5. Patios, lanais, screened porches.
An elegant courtyard and front porch welcome guests to this two-story, five-bedroom Southwest home. Check out the delightful asymmetrical exterior, arched door/windows, and red-tiled roof. On the main level: master suite, two bedrooms, family room, kitchen, peninsula/eating bar, formal living room, dining room, covered lanai, cooking porch. Two more bedrooms are on the second floor. Other features: exercise room, game room, private deck, and media room. (View plan 117-1052)
6. Outdoor living spaces
7. Courtyards and gardens
8. Open floor plans
A back patio - with a sofa, coffee table, shaded dining table with wrought iron chairs, grill – sets the tone for a perfect evening at home.
Moving Beyond the Exterior

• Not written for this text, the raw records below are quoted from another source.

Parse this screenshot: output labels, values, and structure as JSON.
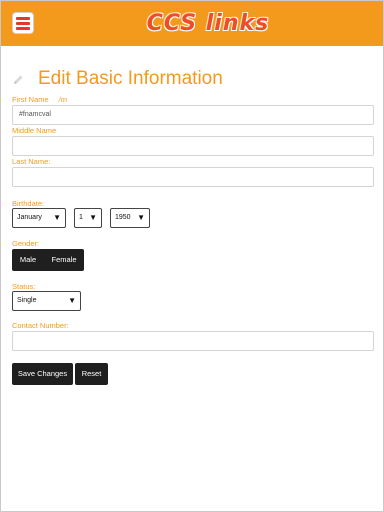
{
  "header": {
    "logo_text": "CCS links",
    "menu_icon": "hamburger-menu-icon",
    "background_color": "#f39a1d"
  },
  "page": {
    "title": "Edit Basic Information",
    "title_icon": "pencil-icon"
  },
  "form": {
    "first_name": {
      "label": "First Name",
      "hint": "/m",
      "value": "#fnamcval"
    },
    "middle_name": {
      "label": "Middle Name",
      "value": ""
    },
    "last_name": {
      "label": "Last Name:",
      "value": ""
    },
    "birthdate": {
      "label": "Birthdate:",
      "month": "January",
      "day": "1",
      "year": "1950"
    },
    "gender": {
      "label": "Gender:",
      "options": [
        "Male",
        "Female"
      ]
    },
    "status": {
      "label": "Status:",
      "value": "Single"
    },
    "contact_number": {
      "label": "Contact Number:",
      "value": ""
    },
    "buttons": {
      "save": "Save Changes",
      "reset": "Reset"
    }
  },
  "colors": {
    "accent": "#f39a1d",
    "logo": "#ef4d2a",
    "button": "#1f1f1f"
  }
}
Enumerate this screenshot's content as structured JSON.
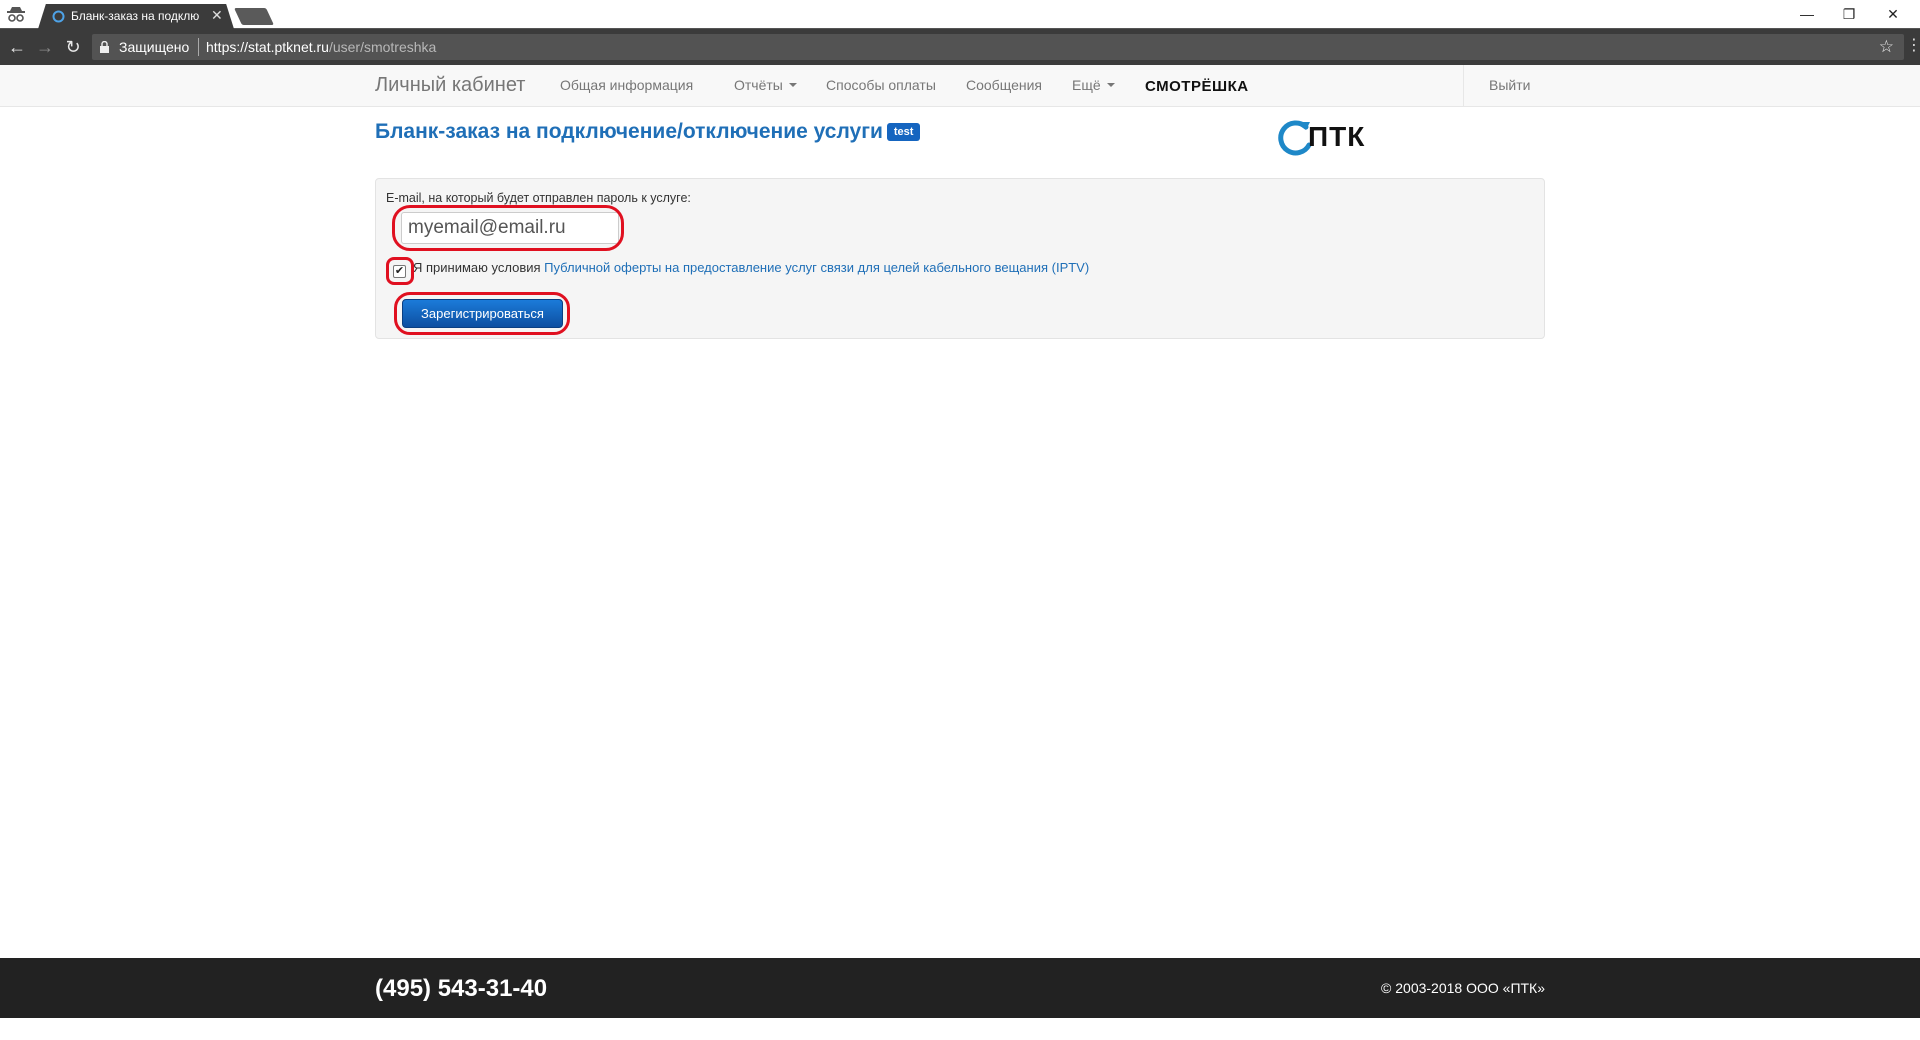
{
  "browser": {
    "tab_title": "Бланк-заказ на подклю",
    "tab_close": "✕",
    "secure_label": "Защищено",
    "url_host": "https://stat.ptknet.ru",
    "url_path": "/user/smotreshka",
    "window_controls": {
      "minimize": "—",
      "restore": "❐",
      "close": "✕"
    },
    "nav": {
      "back": "←",
      "forward": "→",
      "reload": "↻"
    },
    "star": "☆",
    "menu": "⋮"
  },
  "navbar": {
    "brand": "Личный кабинет",
    "items": [
      {
        "label": "Общая информация"
      },
      {
        "label": "Отчёты"
      },
      {
        "label": "Способы оплаты"
      },
      {
        "label": "Сообщения"
      },
      {
        "label": "Ещё"
      }
    ],
    "partner_logo": "СМОТРЁШКА",
    "logout": "Выйти"
  },
  "page": {
    "title": "Бланк-заказ на подключение/отключение услуги",
    "badge": "test",
    "company_logo": "ПТК"
  },
  "form": {
    "email_label": "E-mail, на который будет отправлен пароль к услуге:",
    "email_value": "myemail@email.ru",
    "agree_checked": true,
    "agree_prefix": "Я принимаю условия",
    "agree_link": "Публичной оферты на предоставление услуг связи для целей кабельного вещания (IPTV)",
    "submit_label": "Зарегистрироваться"
  },
  "footer": {
    "phone": "(495) 543-31-40",
    "copyright": "© 2003-2018 ООО «ПТК»"
  },
  "colors": {
    "accent": "#1f6fb7",
    "button": "#0d4fa1",
    "highlight": "#e01020",
    "footer": "#222222"
  }
}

From the outside, the Southwest home presents an inviting picture to friends and guests. What can you expect when you step into the foyer and inside a Southwest style home?
1. Open Floor Plans/High Ceilings
Open spaces are the norm – one flowing space that connects the living, dining areas and the kitchen. Hardwood, stone or patterned tile floors and area rugs inspired by Native American and/or Aztec cultures are basic features of the Southwest home’s interior. Add timber ceiling beams, both low-and-medium-hanging lamps with wrought iron chains to complete the interior look. Learn more and view additional house plans of Southwestern style home designs here.
A look into the Great Room of this two-story Southwest home also shows a glimpse of the eat-in kitchen with its kitchen island, fireplace and wall accents. (View plan 161-1053)
Go for the rustic and simple in furniture for the Southwest home. Leather sofas and chairs are common; leather and natural fabrics are also used as slip covers for. Pine is a typical material for end/coffee tables; and rough-hewn logs and timber for ceiling beams. Metal accents enhance the look of wood furniture. Wrought iron chairs and tables are ideal for the patio.
A big-tile floor, potted cacti, stone fireplace, leather sofa/chair, wood and wrought-iron pieces are part of the living room of this Southwest home.
These living rooms illustrate the simple and rustic elements, colors, accents and breezy atmosphere of the Southwest home.
3. Walls/Décor Accents
The Southwest Region is a treasure chest when it comes to décor accents/motifs. From its desert landscape to cowboy items, animal heads, Native American and Aztec artifacts, the Southwest is full of rich symbols that can be captured in murals, wall hangings, and displays.
The interior walls of the Southwest home can be adorned with murals or framed art depicting Native American or Aztec rituals. Pottery, candles, dried flowers, sculptures add to the ambiance. Brightly colored throw pillows are great for sofas, chairs or the floor – as are Mexican serapes.
A study - simply decorated in earth tones – (left) includes a stone fireplace with an animal head as its centerpiece, wood beams, table, cabinets, wrought iron chandelier, leather chairs and an area rug. (View Southwest plan 161-1053). The living/dining area (right) displays all the essential materials and colors that make a Southwest home attractive and bright – a color motif of orange/blue/brown is reflected in the display cabinet, plates and napkins, sofa, throw pillows, table and chairs.
The Southwest provides vibrant and brilliant hues when it comes to color imagery. Earth tones are fused with turquoise – perhaps the color most associated with the region (there are turquoise jewelry, tapestry, pottery, and woodwork).
Other colors that are often incorporated in the design and accents of the Southwest home are blue, red, gold/yellow, green and orange. A mix of these shades can make the Southwest home bright, warm, breezy, cozy and comfortable.
This very Southwestern master bedroom features exposed wood beams, big tiles for the floor, area rugs, beddings and other furnishings in a mix of orange, green, browna nd other earth tones. There’s a fireplace and an archway that leads to the bathroom.
Close the door and imagine yourself in one of these homes. Are you ready to bask in all the colors, warmth, comfort, charm and tradition of the Southwest home? The desert landscape never looked so good!